The DWA Helpline enables rural health care professionals to set up more timely appointments with Teleheath Diabetes Educators. The DWA Helpline staff can then triage calls from remote and regional clients and/or health professionals and facilitate a faster Telehealth appointment with reduced waiting time.
This will particularly benefit WA’s Aboriginal Medical Service, where quicker or immediate access to appointments results in much higher attendance rates and ultimately much improved health outcomes.
A recent example of a successful consultation was with Broome Aboriginal Medical Service (BRAMS). The BRAMS Chronic Disease Nurse (CDN) contacted the Diabetes WA Helpline to request support for initiating a patient starting on insulin injections.
The CDN nurse from Broome was instructed on how to link in using the Telehealth video call facility, and then, along with her patient present, was connected directly with Alison Menzies, one of Diabetes WA’s Telehealth Educators.

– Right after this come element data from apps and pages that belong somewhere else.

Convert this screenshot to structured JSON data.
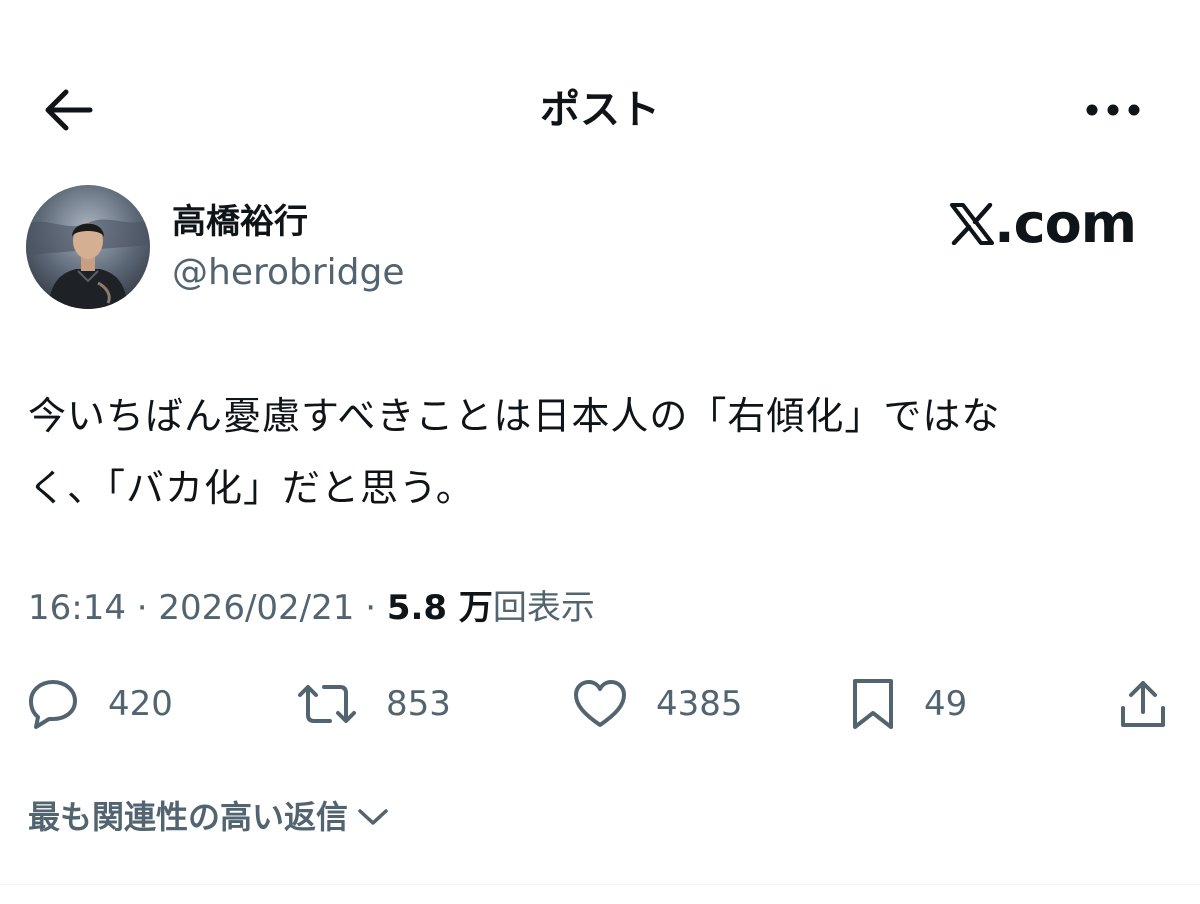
{
  "header": {
    "title": "ポスト",
    "back_icon": "arrow-left-icon",
    "more_icon": "more-horizontal-icon"
  },
  "author": {
    "display_name": "高橋裕行",
    "handle": "@herobridge"
  },
  "site_logo": {
    "mark": "𝕏",
    "suffix": ".com"
  },
  "tweet": {
    "line1": "今いちばん憂慮すべきことは日本人の「右傾化」ではな",
    "line2": "く、「バカ化」だと思う。"
  },
  "meta": {
    "time": "16:14",
    "separator": " · ",
    "date": "2026/02/21",
    "views_count": "5.8 万",
    "views_label": "回表示"
  },
  "actions": {
    "reply_count": "420",
    "retweet_count": "853",
    "like_count": "4385",
    "bookmark_count": "49"
  },
  "replies_sort": {
    "label": "最も関連性の高い返信"
  },
  "colors": {
    "text": "#0f1419",
    "secondary": "#536471",
    "divider": "#eff3f4"
  }
}
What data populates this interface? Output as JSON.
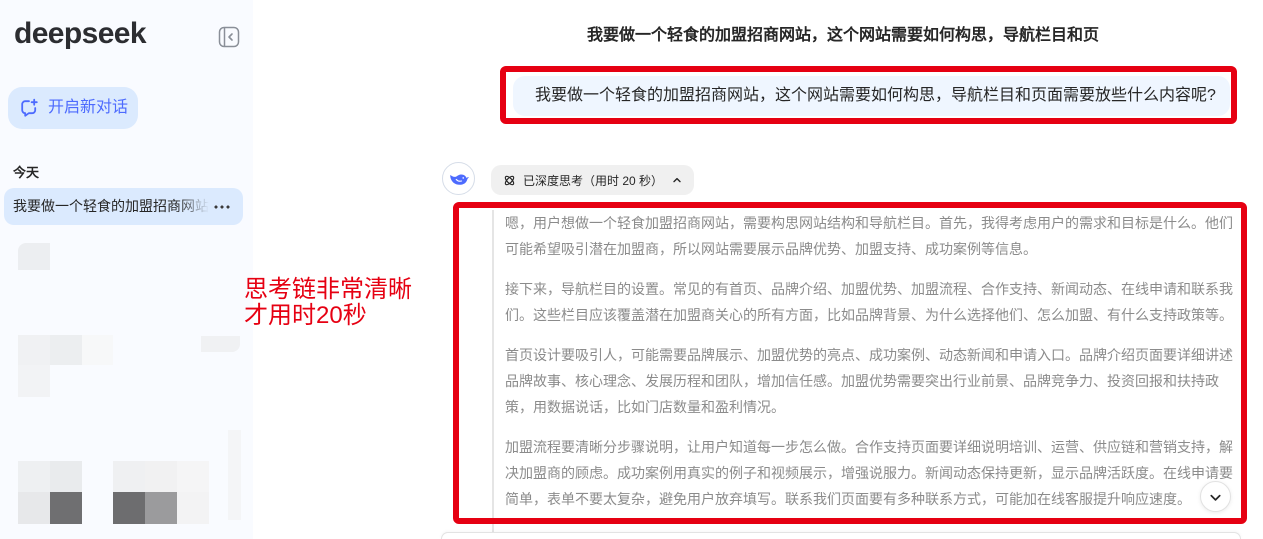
{
  "app": {
    "logo_text": "deepseek",
    "colors": {
      "accent": "#4d6bfe",
      "sidebar_bg": "#f9fbff",
      "selected_bg": "#dbeafe",
      "user_bubble": "#eff6ff",
      "thinking_text": "#8b8b8b",
      "annotation_red": "#e60012"
    }
  },
  "sidebar": {
    "collapse_icon": "collapse-sidebar-icon",
    "new_chat": {
      "icon": "new-chat-icon",
      "label": "开启新对话"
    },
    "history": [
      {
        "group": "今天",
        "items": [
          {
            "title": "我要做一个轻食的加盟招商网站",
            "selected": true,
            "more_icon": "more-horizontal-icon"
          }
        ]
      }
    ]
  },
  "chat": {
    "title": "我要做一个轻食的加盟招商网站，这个网站需要如何构思，导航栏目和页",
    "user_message": "我要做一个轻食的加盟招商网站，这个网站需要如何构思，导航栏目和页面需要放些什么内容呢?",
    "assistant": {
      "avatar_icon": "deepseek-whale-icon",
      "thinking_toggle": {
        "icon": "deep-think-icon",
        "label": "已深度思考（用时 20 秒）",
        "expanded": true,
        "chevron_icon": "chevron-up-icon"
      },
      "thinking_paragraphs": [
        "嗯，用户想做一个轻食加盟招商网站，需要构思网站结构和导航栏目。首先，我得考虑用户的需求和目标是什么。他们可能希望吸引潜在加盟商，所以网站需要展示品牌优势、加盟支持、成功案例等信息。",
        "接下来，导航栏目的设置。常见的有首页、品牌介绍、加盟优势、加盟流程、合作支持、新闻动态、在线申请和联系我们。这些栏目应该覆盖潜在加盟商关心的所有方面，比如品牌背景、为什么选择他们、怎么加盟、有什么支持政策等。",
        "首页设计要吸引人，可能需要品牌展示、加盟优势的亮点、成功案例、动态新闻和申请入口。品牌介绍页面要详细讲述品牌故事、核心理念、发展历程和团队，增加信任感。加盟优势需要突出行业前景、品牌竞争力、投资回报和扶持政策，用数据说话，比如门店数量和盈利情况。",
        "加盟流程要清晰分步骤说明，让用户知道每一步怎么做。合作支持页面要详细说明培训、运营、供应链和营销支持，解决加盟商的顾虑。成功案例用真实的例子和视频展示，增强说服力。新闻动态保持更新，显示品牌活跃度。在线申请要简单，表单不要太复杂，避免用户放弃填写。联系我们页面要有多种联系方式，可能加在线客服提升响应速度。"
      ]
    },
    "scroll_down_icon": "chevron-down-icon"
  },
  "annotation": {
    "lines": [
      "思考链非常清晰",
      "才用时20秒"
    ]
  }
}
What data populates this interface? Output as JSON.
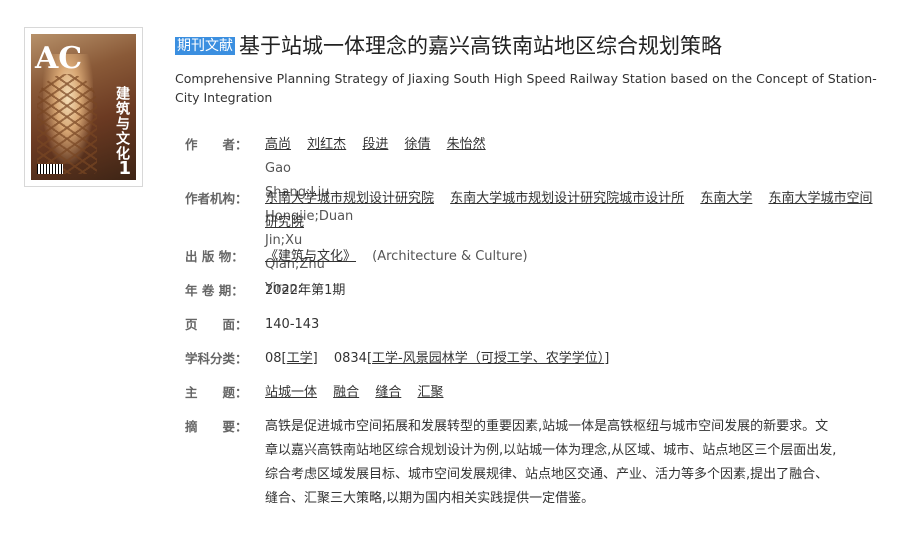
{
  "cover": {
    "alt": "建筑与文化 期刊封面",
    "logo_text": "AC",
    "vertical_title": "建筑与文化",
    "issue_number": "1"
  },
  "article": {
    "tag": "期刊文献",
    "title": "基于站城一体理念的嘉兴高铁南站地区综合规划策略",
    "english_title": "Comprehensive Planning Strategy of Jiaxing South High Speed Railway Station based on the Concept of Station-City Integration"
  },
  "fields": {
    "authors": {
      "label": "作　　者：",
      "names": [
        "高尚",
        "刘红杰",
        "段进",
        "徐倩",
        "朱怡然"
      ],
      "pinyin": "Gao Shang;Liu Hongjie;Duan Jin;Xu Qian;Zhu Yiran;"
    },
    "institutions": {
      "label": "作者机构：",
      "items": [
        "东南大学城市规划设计研究院",
        "东南大学城市规划设计研究院城市设计所",
        "东南大学",
        "东南大学城市空间研究院"
      ]
    },
    "publication": {
      "label": "出 版 物：",
      "name": "《建筑与文化》",
      "english": "(Architecture & Culture)"
    },
    "year_issue": {
      "label": "年 卷 期：",
      "value": "2022年第1期"
    },
    "pages": {
      "label": "页　　面：",
      "value": "140-143"
    },
    "subject": {
      "label": "学科分类：",
      "code1": "08",
      "name1": "工学",
      "code2": "0834",
      "name2": "工学-风景园林学（可授工学、农学学位）"
    },
    "keywords": {
      "label": "主　　题：",
      "items": [
        "站城一体",
        "融合",
        "缝合",
        "汇聚"
      ]
    },
    "abstract": {
      "label": "摘　　要：",
      "lines": [
        "高铁是促进城市空间拓展和发展转型的重要因素,站城一体是高铁枢纽与城市空间发展的新要求。文",
        "章以嘉兴高铁南站地区综合规划设计为例,以站城一体为理念,从区域、城市、站点地区三个层面出发,",
        "综合考虑区域发展目标、城市空间发展规律、站点地区交通、产业、活力等多个因素,提出了融合、",
        "缝合、汇聚三大策略,以期为国内相关实践提供一定借鉴。"
      ]
    }
  }
}
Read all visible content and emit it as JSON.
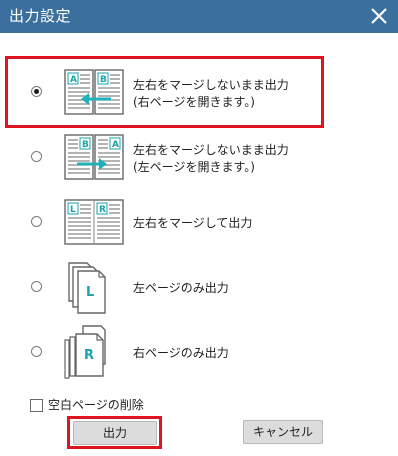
{
  "window": {
    "title": "出力設定"
  },
  "options": [
    {
      "line1": "左右をマージしないまま出力",
      "line2": "(右ページを開きます。)",
      "selected": true,
      "icon": "merge-none-right-icon"
    },
    {
      "line1": "左右をマージしないまま出力",
      "line2": "(左ページを開きます。)",
      "selected": false,
      "icon": "merge-none-left-icon"
    },
    {
      "line1": "左右をマージして出力",
      "selected": false,
      "icon": "merge-pages-icon"
    },
    {
      "line1": "左ページのみ出力",
      "selected": false,
      "icon": "left-page-only-icon"
    },
    {
      "line1": "右ページのみ出力",
      "selected": false,
      "icon": "right-page-only-icon"
    }
  ],
  "delete_blank": {
    "label": "空白ページの削除",
    "checked": false
  },
  "buttons": {
    "ok": "出力",
    "cancel": "キャンセル"
  },
  "colors": {
    "titlebar": "#3a6f9e",
    "accent": "#20b2b8",
    "highlight": "#e0141f"
  }
}
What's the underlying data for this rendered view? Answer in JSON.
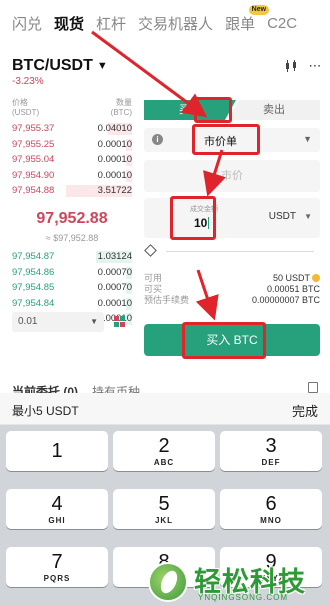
{
  "top_tabs": [
    "闪兑",
    "现货",
    "杠杆",
    "交易机器人",
    "跟单",
    "C2C"
  ],
  "top_tabs_active": "现货",
  "top_tabs_badge": "New",
  "pair": {
    "name": "BTC/USDT",
    "change": "-3.23%"
  },
  "orderbook": {
    "price_header": "价格\n(USDT)",
    "qty_header": "数量\n(BTC)",
    "asks": [
      {
        "price": "97,955.37",
        "qty": "0.04010",
        "depth": 0.2
      },
      {
        "price": "97,955.25",
        "qty": "0.00010",
        "depth": 0.05
      },
      {
        "price": "97,955.04",
        "qty": "0.00010",
        "depth": 0.05
      },
      {
        "price": "97,954.90",
        "qty": "0.00010",
        "depth": 0.05
      },
      {
        "price": "97,954.88",
        "qty": "3.51722",
        "depth": 0.55
      }
    ],
    "mid_price": "97,952.88",
    "mid_sub": "≈ $97,952.88",
    "bids": [
      {
        "price": "97,954.87",
        "qty": "1.03124",
        "depth": 0.3
      },
      {
        "price": "97,954.86",
        "qty": "0.00070",
        "depth": 0.05
      },
      {
        "price": "97,954.85",
        "qty": "0.00070",
        "depth": 0.05
      },
      {
        "price": "97,954.84",
        "qty": "0.00010",
        "depth": 0.05
      },
      {
        "price": "97,954.83",
        "qty": "0.00010",
        "depth": 0.05
      }
    ],
    "precision": "0.01"
  },
  "trade": {
    "buy_tab": "买入",
    "sell_tab": "卖出",
    "order_type": "市价单",
    "price_placeholder": "市价",
    "amount_label": "成交金额",
    "amount_value": "10",
    "amount_unit": "USDT",
    "available_label": "可用",
    "available_value": "50 USDT",
    "can_buy_label": "可买",
    "can_buy_value": "0.00051 BTC",
    "fee_label": "预估手续费",
    "fee_value": "0.00000007 BTC",
    "submit_label": "买入 BTC"
  },
  "orders_strip": {
    "tab1": "当前委托 (0)",
    "tab2": "持有币种"
  },
  "keyboard": {
    "hint": "最小5 USDT",
    "done": "完成",
    "keys": [
      {
        "n": "1",
        "l": ""
      },
      {
        "n": "2",
        "l": "ABC"
      },
      {
        "n": "3",
        "l": "DEF"
      },
      {
        "n": "4",
        "l": "GHI"
      },
      {
        "n": "5",
        "l": "JKL"
      },
      {
        "n": "6",
        "l": "MNO"
      },
      {
        "n": "7",
        "l": "PQRS"
      },
      {
        "n": "8",
        "l": "TUV"
      },
      {
        "n": "9",
        "l": "WXYZ"
      }
    ]
  },
  "watermark": {
    "text": "轻松科技",
    "sub": "YNQINGSONG.COM"
  },
  "colors": {
    "buy_green": "#26a17b",
    "sell_red": "#d0455b",
    "annotation_red": "#e0242b"
  }
}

The patient, BRAMS CDN and the Diabetes Telehealth DE met via video call on two subsequent occasions and were able to successfully educate and support the patient on administering and managing her insulin injections.
“This example shows how technology can bring people together. My patient was supported with the CDN, the CDN was upskilled on insulin starts and the whole experience from a credentialled diabetes educator perspective was hugely rewarding,” Alison explained. “Technology and our diabetes Telehealth service allowed access to information to support for someone living remotely. We were able to bring diabetes education to rural Australia.”